“Have you been to Chiang Mai yet?”
Any traveler making their way through Thailand is bound to encounter this query at some point along the way.
Chiang Mai is, in my opinion, well worth a place on anyone’s Siam Short List. It’s got the perfect balance of old and new, with lots of quiet corners just down the street from bustling epicenters. It’s easy to get around, friendly, lively and laid back. It’s the kind of place I have seriously daydreamed about living someday.
On my most recent trip to Thailand this summer, my fellow travelers and I breathed an audible sigh of relief as soon as our wheels hit the runway and the green blur outside our windows was a curtain of calm. From Chiang Mai’s quaint international airport it was just a short jaunt to our new home away from home, the Tamarind Village.
Tucked away in the center of the old walled city, is it at once a hidden oasis of peace and directly in the center of so much of the action. Checking into one of their Lanna-inspired rooms, I found a soothing space with a subtle color palate highlighted by authentic decorations from the hill tribes of the surrounding area. The modern conveniences (tv, air-con) were present but tastefully tucked out of sight, and I loved the personal touches I found throughout – a handwritten note welcoming me, fragrant fresh flowers on the desk, a locally-made textile robe folded neatly on the bed. The bathroom was outfitted with delicious-scented natural products, and even the sign encouraging guests to conserve on water was artfully printed on cloth hanging over the bamboo towel rack.
The grounds of the Tamarind Village are a big part of the charm. Tucked away in the center of the block down a long a long corridor lined with towering bamboo, it’s easy to forget you are smack dab in the middle of Chiang Mai’s historic old city. (In fact, the popular local Sunday artists’ market is accessible just at the end of the driveway!) My room sat on the inner courtyard, with a nice little deck looking out to the namesake Tamarind Tree holding court in the center of the hotel, which is thought to be over 200 years old. Delicate white umbrellas placed on the lawn among fallen flowers looked more like an artistic gesture than one of true purpose – on offer for guests to dodge the potential rain spats of the early monsoon season.
The staff, too, echoes this feeling of understated calm while providing excellent care to their guests. I felt that all my interactions with the staff were backed by a feeling of sincerity, whether chatting at the front desk about my plans for the day or simply the warm smiles that came easily from anyone passing by in the courtyard. My sense was that they were happy to be there, and I learned that Tamarind Tree has brought on members of the various local hill tribes as staff, a much-needed employment source for an underserved part of the population. I’m told that Tamarind Tree is also an active supporter of many local non-profit organizations and community projects, such as rebuilding efforts at the neighboring Buddhist temple.

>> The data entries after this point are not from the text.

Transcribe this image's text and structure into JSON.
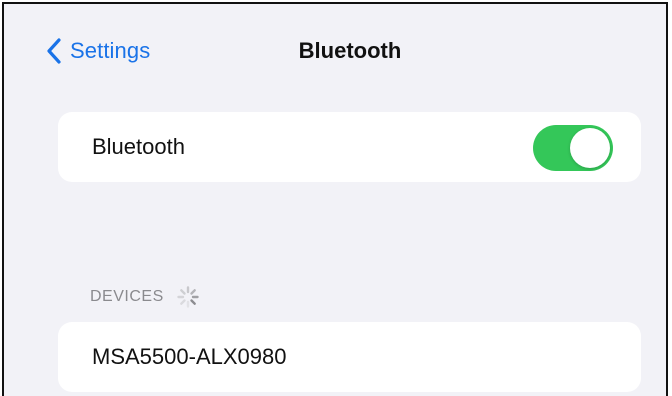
{
  "nav": {
    "back_label": "Settings",
    "title": "Bluetooth"
  },
  "bluetooth_row": {
    "label": "Bluetooth",
    "toggle_on": true
  },
  "devices_section": {
    "header": "DEVICES",
    "scanning": true,
    "devices": [
      {
        "name": "MSA5500-ALX0980"
      }
    ]
  },
  "colors": {
    "accent": "#1a73e8",
    "toggle_on": "#34c759",
    "background": "#f2f2f7",
    "card": "#ffffff",
    "section_header": "#8a8a8e"
  },
  "icons": {
    "back": "chevron-left-icon",
    "scanning": "activity-spinner-icon"
  }
}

The on-site Ruen Tamarind restaurant provides a stellar morning buffet breakfast, included in the room rates, which I started each morning with poolside. Evenings at the Ruen Tamarind go a bit more upscale, and the dinner menu is an elevated take on the best of Northern Thai cuisine classics, such as Panang duck, taro spring rolls and spicy octopus. Chiang Mai is blessed with a plethora of amazing eating options, and rarely do I stick around the hotel buffet in a foodie’s paradise like this, but the food at Ruen Tamarind is worth staying in for.
Finally, I’d be remiss not to mention the sheer bliss that the shady pool at Tamarind Tree provides after a sticky, sweaty day exploring the markets and sois of Chiang Mai. It was the perfect temperature to slide into and float peacefully, with birdsong drowning out the distant sounds of traffic. Though I didn’t take advantage of it this time, Tamarind Tree also has an on-site spa offering massage, reflexolgy, holistic body and skin treatments, and I’m sure it will be well worth checking out on my next visit.
I’ve been coming to Chiang Mai for years, and always holed up at the simplest and cheapest of backpacker accommodations. With room rates starting at just 4,200 baht ($139) for off-peak rates, this is a very affordable splurge that I’m afraid I’m spoiled on for life.
Currently, Tamarind Tree has sweetened the deal even more by offering an early bird booking offer. You’ll get 15% off on all room categories when booking 30 days or further in advance until December 20, 2010. They’ve also put together a great-looking package to enjoy the upcoming Loy Krathong Festival; you can check out all their current booking specials, as well as some lovely shots of the hotel, on their website.